What lines in the records below mention "enews"? List them all.

[[ PROVIDED MATERIAL open ]]

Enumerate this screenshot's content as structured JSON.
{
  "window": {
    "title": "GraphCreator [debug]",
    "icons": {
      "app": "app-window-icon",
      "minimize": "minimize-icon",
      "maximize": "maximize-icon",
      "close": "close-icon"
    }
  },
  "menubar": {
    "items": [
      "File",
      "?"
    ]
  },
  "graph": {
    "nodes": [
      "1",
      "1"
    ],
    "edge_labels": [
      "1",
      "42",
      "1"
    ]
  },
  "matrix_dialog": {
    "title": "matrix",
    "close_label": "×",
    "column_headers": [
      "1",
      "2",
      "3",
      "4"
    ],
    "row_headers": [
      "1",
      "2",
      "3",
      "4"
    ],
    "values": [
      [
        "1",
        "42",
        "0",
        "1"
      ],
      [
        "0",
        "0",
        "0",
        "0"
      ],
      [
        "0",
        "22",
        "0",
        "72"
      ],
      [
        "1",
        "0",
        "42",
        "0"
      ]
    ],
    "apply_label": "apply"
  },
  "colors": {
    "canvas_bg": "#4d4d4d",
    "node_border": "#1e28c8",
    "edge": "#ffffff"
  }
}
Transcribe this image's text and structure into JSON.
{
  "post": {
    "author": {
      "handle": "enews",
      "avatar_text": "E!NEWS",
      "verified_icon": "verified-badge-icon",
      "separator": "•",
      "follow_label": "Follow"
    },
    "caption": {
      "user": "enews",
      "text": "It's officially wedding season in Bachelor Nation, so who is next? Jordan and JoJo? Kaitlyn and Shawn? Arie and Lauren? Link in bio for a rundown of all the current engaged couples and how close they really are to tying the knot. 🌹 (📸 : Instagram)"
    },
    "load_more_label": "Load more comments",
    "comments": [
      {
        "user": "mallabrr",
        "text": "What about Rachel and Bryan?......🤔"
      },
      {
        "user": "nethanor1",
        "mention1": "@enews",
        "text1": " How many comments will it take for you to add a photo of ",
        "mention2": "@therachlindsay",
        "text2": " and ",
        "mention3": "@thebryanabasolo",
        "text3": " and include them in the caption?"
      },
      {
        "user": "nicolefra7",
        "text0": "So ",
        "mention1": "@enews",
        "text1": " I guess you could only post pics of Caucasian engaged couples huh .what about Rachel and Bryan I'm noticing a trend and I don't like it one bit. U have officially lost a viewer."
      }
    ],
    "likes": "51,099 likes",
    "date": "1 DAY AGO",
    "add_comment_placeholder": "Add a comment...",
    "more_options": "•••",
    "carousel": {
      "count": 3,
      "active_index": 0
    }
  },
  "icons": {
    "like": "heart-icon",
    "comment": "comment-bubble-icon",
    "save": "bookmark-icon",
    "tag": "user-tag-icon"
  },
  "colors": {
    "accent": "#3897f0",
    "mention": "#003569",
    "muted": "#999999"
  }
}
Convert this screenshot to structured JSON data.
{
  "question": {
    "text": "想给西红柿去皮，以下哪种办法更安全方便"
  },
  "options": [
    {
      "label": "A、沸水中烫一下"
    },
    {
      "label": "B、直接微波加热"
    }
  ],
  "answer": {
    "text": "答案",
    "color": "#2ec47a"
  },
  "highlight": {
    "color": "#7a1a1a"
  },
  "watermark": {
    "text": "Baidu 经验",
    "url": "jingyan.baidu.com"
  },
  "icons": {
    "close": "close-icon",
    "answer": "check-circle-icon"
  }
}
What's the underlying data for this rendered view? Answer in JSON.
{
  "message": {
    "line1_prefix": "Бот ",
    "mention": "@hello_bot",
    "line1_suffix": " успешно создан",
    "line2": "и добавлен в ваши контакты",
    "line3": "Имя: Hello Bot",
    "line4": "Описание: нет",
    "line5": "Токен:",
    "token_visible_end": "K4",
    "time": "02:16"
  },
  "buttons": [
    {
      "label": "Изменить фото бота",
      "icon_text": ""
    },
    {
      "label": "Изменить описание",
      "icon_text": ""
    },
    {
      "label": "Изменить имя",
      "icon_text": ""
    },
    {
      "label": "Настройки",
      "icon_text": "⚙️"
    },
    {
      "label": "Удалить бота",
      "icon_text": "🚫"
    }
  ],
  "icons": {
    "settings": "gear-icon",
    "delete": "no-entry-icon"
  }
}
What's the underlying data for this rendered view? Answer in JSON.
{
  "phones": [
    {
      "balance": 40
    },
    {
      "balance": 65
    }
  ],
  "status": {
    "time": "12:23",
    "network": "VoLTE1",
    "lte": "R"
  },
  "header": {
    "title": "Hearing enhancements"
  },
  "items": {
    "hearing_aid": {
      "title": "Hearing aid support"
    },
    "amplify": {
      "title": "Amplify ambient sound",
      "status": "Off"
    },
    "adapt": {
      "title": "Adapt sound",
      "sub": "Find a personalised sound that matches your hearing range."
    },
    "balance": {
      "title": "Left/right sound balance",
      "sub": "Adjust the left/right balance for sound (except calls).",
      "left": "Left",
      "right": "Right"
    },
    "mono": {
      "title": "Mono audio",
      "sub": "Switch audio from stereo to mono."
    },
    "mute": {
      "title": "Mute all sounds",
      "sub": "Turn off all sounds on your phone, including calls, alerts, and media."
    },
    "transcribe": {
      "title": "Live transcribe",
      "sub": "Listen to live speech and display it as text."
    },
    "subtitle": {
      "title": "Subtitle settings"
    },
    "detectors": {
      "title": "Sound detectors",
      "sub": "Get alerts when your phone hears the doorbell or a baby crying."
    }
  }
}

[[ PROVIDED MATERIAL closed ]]

» **ANSWER SECTION**:
      "handle": "enews",
      "user": "enews",
        "mention1": "@enews",
        "mention1": "@enews",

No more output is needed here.